Assigned task: Output the records below in full, word for word; pictures do not belong in it.

Start of Excerpted records

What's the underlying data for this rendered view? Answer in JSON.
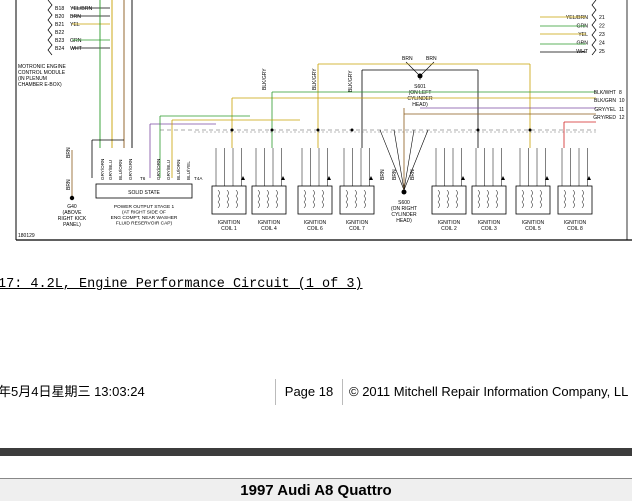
{
  "diagram": {
    "figure_id": "180129",
    "ecm_pins": [
      {
        "pin": "B18",
        "color": "YEL/BRN"
      },
      {
        "pin": "B20",
        "color": "BRN"
      },
      {
        "pin": "B21",
        "color": "YEL"
      },
      {
        "pin": "B22",
        "color": ""
      },
      {
        "pin": "B23",
        "color": "GRN"
      },
      {
        "pin": "B24",
        "color": "WHT"
      }
    ],
    "ecm_label": [
      "MOTRONIC ENGINE",
      "CONTROL MODULE",
      "(IN PLENUM",
      "CHAMBER E-BOX)"
    ],
    "right_pins": [
      {
        "color": "YEL/BRN",
        "pin": "21"
      },
      {
        "color": "GRN",
        "pin": "22"
      },
      {
        "color": "YEL",
        "pin": "23"
      },
      {
        "color": "GRN",
        "pin": "24"
      },
      {
        "color": "WHT",
        "pin": "25"
      }
    ],
    "right_wires": [
      {
        "color": "BLK/WHT",
        "pin": "8"
      },
      {
        "color": "BLK/GRN",
        "pin": "10"
      },
      {
        "color": "GRY/YEL",
        "pin": "11"
      },
      {
        "color": "GRY/RED",
        "pin": "12"
      }
    ],
    "splice_left": [
      "S601",
      "(ON LEFT",
      "CYLINDER",
      "HEAD)"
    ],
    "splice_right": [
      "S600",
      "(ON RIGHT",
      "CYLINDER",
      "HEAD)"
    ],
    "ground": [
      "G40",
      "(ABOVE",
      "RIGHT KICK",
      "PANEL)"
    ],
    "stage_box": [
      "SOLID STATE"
    ],
    "stage_label": [
      "POWER OUTPUT STAGE 1",
      "(AT RIGHT SIDE OF",
      "ENG COMPT, NEAR WASHER",
      "FLUID RESERVOIR CAP)"
    ],
    "coils": [
      {
        "name": "IGNITION",
        "num": "COIL 1"
      },
      {
        "name": "IGNITION",
        "num": "COIL 4"
      },
      {
        "name": "IGNITION",
        "num": "COIL 6"
      },
      {
        "name": "IGNITION",
        "num": "COIL 7"
      },
      {
        "name": "IGNITION",
        "num": "COIL 2"
      },
      {
        "name": "IGNITION",
        "num": "COIL 3"
      },
      {
        "name": "IGNITION",
        "num": "COIL 5"
      },
      {
        "name": "IGNITION",
        "num": "COIL 8"
      }
    ]
  },
  "caption": "17: 4.2L, Engine Performance Circuit (1 of 3)",
  "footer": {
    "date": "年5月4日星期三  13:03:24",
    "page": "Page 18",
    "copyright": "© 2011 Mitchell Repair Information Company, LL"
  },
  "vehicle_title": "1997 Audi A8 Quattro"
}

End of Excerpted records

Exercise answer:
What's the underlying data for this rendered view? Answer in JSON.
{
  "diagram": {
    "figure_id": "180129",
    "ecm_pins": [
      {
        "pin": "B18",
        "color": "YEL/BRN"
      },
      {
        "pin": "B20",
        "color": "BRN"
      },
      {
        "pin": "B21",
        "color": "YEL"
      },
      {
        "pin": "B22",
        "color": ""
      },
      {
        "pin": "B23",
        "color": "GRN"
      },
      {
        "pin": "B24",
        "color": "WHT"
      }
    ],
    "ecm_label": [
      "MOTRONIC ENGINE",
      "CONTROL MODULE",
      "(IN PLENUM",
      "CHAMBER E-BOX)"
    ],
    "right_pins": [
      {
        "color": "YEL/BRN",
        "pin": "21"
      },
      {
        "color": "GRN",
        "pin": "22"
      },
      {
        "color": "YEL",
        "pin": "23"
      },
      {
        "color": "GRN",
        "pin": "24"
      },
      {
        "color": "WHT",
        "pin": "25"
      }
    ],
    "right_wires": [
      {
        "color": "BLK/WHT",
        "pin": "8"
      },
      {
        "color": "BLK/GRN",
        "pin": "10"
      },
      {
        "color": "GRY/YEL",
        "pin": "11"
      },
      {
        "color": "GRY/RED",
        "pin": "12"
      }
    ],
    "splice_left": [
      "S601",
      "(ON LEFT",
      "CYLINDER",
      "HEAD)"
    ],
    "splice_right": [
      "S600",
      "(ON RIGHT",
      "CYLINDER",
      "HEAD)"
    ],
    "ground": [
      "G40",
      "(ABOVE",
      "RIGHT KICK",
      "PANEL)"
    ],
    "stage_box": [
      "SOLID STATE"
    ],
    "stage_label": [
      "POWER OUTPUT STAGE 1",
      "(AT RIGHT SIDE OF",
      "ENG COMPT, NEAR WASHER",
      "FLUID RESERVOIR CAP)"
    ],
    "coils": [
      {
        "name": "IGNITION",
        "num": "COIL 1"
      },
      {
        "name": "IGNITION",
        "num": "COIL 4"
      },
      {
        "name": "IGNITION",
        "num": "COIL 6"
      },
      {
        "name": "IGNITION",
        "num": "COIL 7"
      },
      {
        "name": "IGNITION",
        "num": "COIL 2"
      },
      {
        "name": "IGNITION",
        "num": "COIL 3"
      },
      {
        "name": "IGNITION",
        "num": "COIL 5"
      },
      {
        "name": "IGNITION",
        "num": "COIL 8"
      }
    ]
  },
  "caption": "17: 4.2L, Engine Performance Circuit (1 of 3)",
  "footer": {
    "date": "年5月4日星期三  13:03:24",
    "page": "Page 18",
    "copyright": "© 2011 Mitchell Repair Information Company, LL"
  },
  "vehicle_title": "1997 Audi A8 Quattro"
}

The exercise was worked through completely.